Malaria is a condition of which 500 million people are affected every year, with as many as 2.7 million dying, mostly children. Malaria is caused by a parasite transmitted by mosquitoes in warm and damp areas, especially in Africa. The parasites are becoming increasingly resistant against the available drugs.
Prof Henry Lai at the University of Washington in Seattle studied the mechanism by which artemisinin, a natural compound used against the malaria parasite, works to kill the parasite. It has to do with the interaction of artemisinin with iron that is stacked within the parasite. Looking at the iron stacks, Prof. Lai wondered whether treatment with an oscillating magnetic field could maybe kill the parasite.
Lab tests were successful and Prof. Lai published his work in 2000, hoping that others would take up the idea and develop units that could be used to treat malaria with magnetic fields. Unfortunately, this did not happen.

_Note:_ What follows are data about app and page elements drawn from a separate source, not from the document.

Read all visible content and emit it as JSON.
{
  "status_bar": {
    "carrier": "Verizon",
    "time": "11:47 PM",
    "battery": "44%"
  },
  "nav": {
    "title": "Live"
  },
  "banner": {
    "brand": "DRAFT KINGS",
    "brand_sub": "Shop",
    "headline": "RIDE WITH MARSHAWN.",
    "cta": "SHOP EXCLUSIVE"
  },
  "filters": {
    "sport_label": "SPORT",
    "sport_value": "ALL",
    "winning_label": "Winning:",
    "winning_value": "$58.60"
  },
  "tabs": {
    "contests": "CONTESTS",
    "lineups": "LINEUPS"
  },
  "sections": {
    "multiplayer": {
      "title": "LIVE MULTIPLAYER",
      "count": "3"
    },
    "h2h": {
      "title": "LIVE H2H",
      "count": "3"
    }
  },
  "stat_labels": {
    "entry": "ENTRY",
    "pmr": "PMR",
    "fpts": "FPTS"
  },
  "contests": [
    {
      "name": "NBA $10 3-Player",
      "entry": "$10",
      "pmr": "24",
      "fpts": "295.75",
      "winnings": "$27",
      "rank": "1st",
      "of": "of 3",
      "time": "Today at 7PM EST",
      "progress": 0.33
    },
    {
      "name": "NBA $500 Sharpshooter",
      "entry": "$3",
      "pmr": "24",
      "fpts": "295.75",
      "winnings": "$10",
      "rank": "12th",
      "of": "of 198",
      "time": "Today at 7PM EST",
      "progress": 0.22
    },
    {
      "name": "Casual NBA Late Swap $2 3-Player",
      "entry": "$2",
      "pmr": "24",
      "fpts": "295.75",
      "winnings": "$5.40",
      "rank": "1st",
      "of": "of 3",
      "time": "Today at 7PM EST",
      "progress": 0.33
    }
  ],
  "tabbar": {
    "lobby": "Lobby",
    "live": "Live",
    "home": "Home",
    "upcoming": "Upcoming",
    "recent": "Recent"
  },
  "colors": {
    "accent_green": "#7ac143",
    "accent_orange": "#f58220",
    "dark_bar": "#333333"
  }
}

I saw Prof. Lai's study some three years ago and was amazed that 6 years after publication, no one had developed any application of it! So I set out to do just that. It took 12 months to develop three prototypes of the device. They are man-sized devices, the larges one almost 2 meters (7 feet) tall. While developing the units, we started to network with African Governments in endemic areas to see whether we could run a test wit the devices. Finally we had the blessing of the Ghana Health Ministry. My right hand Konrad and myself traveled to Ghana in February of 2008 to start the tests.
How to get three large units into an African country is a science in itself, but we finally sailed around all cliffs and were ready to go. Our first aim was to try the treatment with patients that had los levels of parasites, just to see whether there would be any adverse effects. We worked with 4 patients. There were no adverse effects, but also the before and after tests showed that malaria was cleared in a very short treatment time with our units!
We then went on to work with a hospital to treat a larger number of patients -- the goal was to treat some 30 patients. After a few days we realized that we could not use those tests because the lab at the hospital bungled al lour blood test slides. At the end of our time in Ghana, we had only our first 4 (but very good) results and the useless hospital experience. We did not have the time to continue at that time but instructed a local professional on how to use the machines.
Now our first study is finished and 26 patients were treated. Out of the 26 patients, all except one became negative with the magnetic treatment! One felt worse the day after treatment started and decided to go for medication instead, so he dropped out of the study. The other 25 patients all became negative. And the ones who did not have high levels of parasites, were negative right after the first 60 minutes of treatment! This is so fast that we do not really have an explanation of how it could work so quickly. But the results are nothing short of sensational.
Now our goal is to do a second study and to get others on board to turn this into a household unit for treatment of malaria.
Some pictures from our Ghana trip:
This is what the machine looks like:
With my assistant Konrad:
I used a magnetic field meter to ensure the correct field strength:
Looking at some blood slides at the lab:
Some impressions from Ghana:
The streets can get quite busy here:
If you jump this wall you pay a 100'000 Cedi fine:
Carrying things on your head is practical and good for posture. It is amazing how much people manage to pile on their heads here without it falling off:
Posing with a soccer star at the club. Because of the African Cup, they were all over the place!
We suspected this might be a soccer fan: